Because purification of the physical body encourages purity of mind, Hatha Yoga also incorporates various purification or cleansing techniques called Shad Kriyas.
Traditionally, the Asanas (from the Sanskrit word meaning ‘steady pose’) were said to number 840,000 and to correspond to the full range and potential of human movement. There are some 80 major Asanas, about 20 of which are commonly practised. The Asanas incorporate standing, kneeling, sitting and lying poses that work on the spine, internal organs, limbs and various pressure points around the body (in a similar way to acupuncture). Commitment and hard work are required to attain mastery of the classic Asanas, which should be carried out with what is described as ‘mindfulness’, or whole-hearted attention, so that body and mind work as one.
Hatha Yoga uses yogic breathing techniques called Pranayama to help still the mind and cleanse the physical body. Prana is the universal lifeforce or energy – known as Qi in Chinese exercise disciplines. Prana pervades the cosmos and is distilled from the air and distributed around the body via the breath.

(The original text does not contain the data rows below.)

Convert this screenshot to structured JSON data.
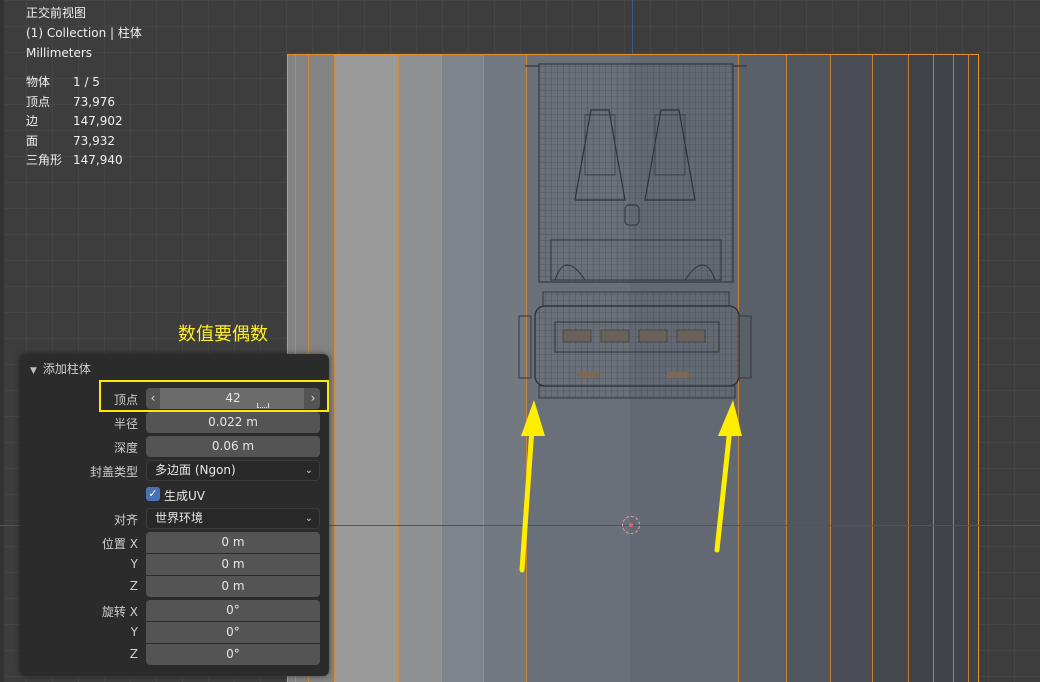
{
  "viewport": {
    "view_name": "正交前视图",
    "collection": "(1) Collection | 柱体",
    "units": "Millimeters",
    "stats": [
      {
        "key": "物体",
        "value": "1 / 5"
      },
      {
        "key": "顶点",
        "value": "73,976"
      },
      {
        "key": "边",
        "value": "147,902"
      },
      {
        "key": "面",
        "value": "73,932"
      },
      {
        "key": "三角形",
        "value": "147,940"
      }
    ]
  },
  "annotation": {
    "text": "数值要偶数",
    "color": "#ffee22"
  },
  "panel": {
    "title": "添加柱体",
    "vertices": {
      "label": "顶点",
      "value": "42"
    },
    "radius": {
      "label": "半径",
      "value": "0.022 m"
    },
    "depth": {
      "label": "深度",
      "value": "0.06 m"
    },
    "cap_type": {
      "label": "封盖类型",
      "value": "多边面 (Ngon)"
    },
    "generate_uv": {
      "label": "生成UV",
      "checked": true
    },
    "align": {
      "label": "对齐",
      "value": "世界环境"
    },
    "location": {
      "label": "位置",
      "x_label": "X",
      "y_label": "Y",
      "z_label": "Z",
      "x": "0 m",
      "y": "0 m",
      "z": "0 m"
    },
    "rotation": {
      "label": "旋转",
      "x_label": "X",
      "y_label": "Y",
      "z_label": "Z",
      "x": "0°",
      "y": "0°",
      "z": "0°"
    }
  },
  "colors": {
    "accent": "#4772b3",
    "selection_outline": "#e8922a",
    "highlight_box": "#ffe900",
    "arrow": "#ffee00"
  }
}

According to the Yogis (Indian ascetics who practise Yoga), air is our most important food. Learning to control and channel the life-breath opens the gateway to spiritual knowledge. The newcomer to Yoga is taught to pay particular attention to breathing and to breathe deeply in a way that supplies abundant oxygen for circulation throughout the body.
We start out in life breathing correctly from the. However, before long we learn to constrict the respiratory muscles so that breathing becomes shallow and restricted, resulting in less oxygen being distributed throughout the body. Having learned incorrect breathing habits, we often continue this way of breathing throughout our adult lives.
Many Asanas encourage correct – that is, deep – breathing simply because stretching lifts tension from the chest, diaphragm and abdomen. This smooth, deep breathing in-creases vitality, relaxes the body, enhances concentration and clarity of thought, and improves the ability to respond to complex problems without becoming stressed. It is thought to have far-reaching benefits, such as curing insomnia, reducing headaches and even helping people to lose weight, stop smoking and improve their sex lives.
Dhyana, or meditation, is an important part of Hatha Yoga. It is not essential, particularly for beginners, but many people find that it is a natural progression to make once they have become competent in the Asanas and yogic breathing techniques. The human mind is constantly active, moving from one thought to another. Meditation steadies and focuses the mind, bringing deep relaxation to both mind and body. Regular meditation can improve concentration levels and help relieve stress. It is thought that meditation may even slow down the rate of decay in brain cells so that the mind stays active and learning powers remain undiminished in old age. Meditation may also improve physical health. Research conducted in the US found that people over 40 who meditated regularly visited a healthcare practitioner 74 per cent less often than people who did not meditate.
Meditation can be practised while sitting in a cross-legged position. Brief meditation sessions are often included in Yoga classes after practising the Asanas.
Hatha Yoga specifies various purification techniques known as Shad Kriyas. These cleanse the stomach, colon, respiratory system, nasal passages and eyes. Some of the techniques are alarming to Westerners. A technique known as Dhauti, for example, is used to cleanse the oesophagus and stomach. It involves swallowing a long strip of wet cloth (which has been soaked in a dilute salt-water solution) while holding on to one end. The cloth sits in the stomach for 15 minutes, where it absorbs bile, phlegm and impurities, then it is slowly pulled out again. An alternative to this involves self-induced vomiting by drinking salt water. These purification techniques are not considered necessary in Western Hatha Yoga. The only practices recommended are emptying the bladder and bowels, blowing the nose and washing the hands and face.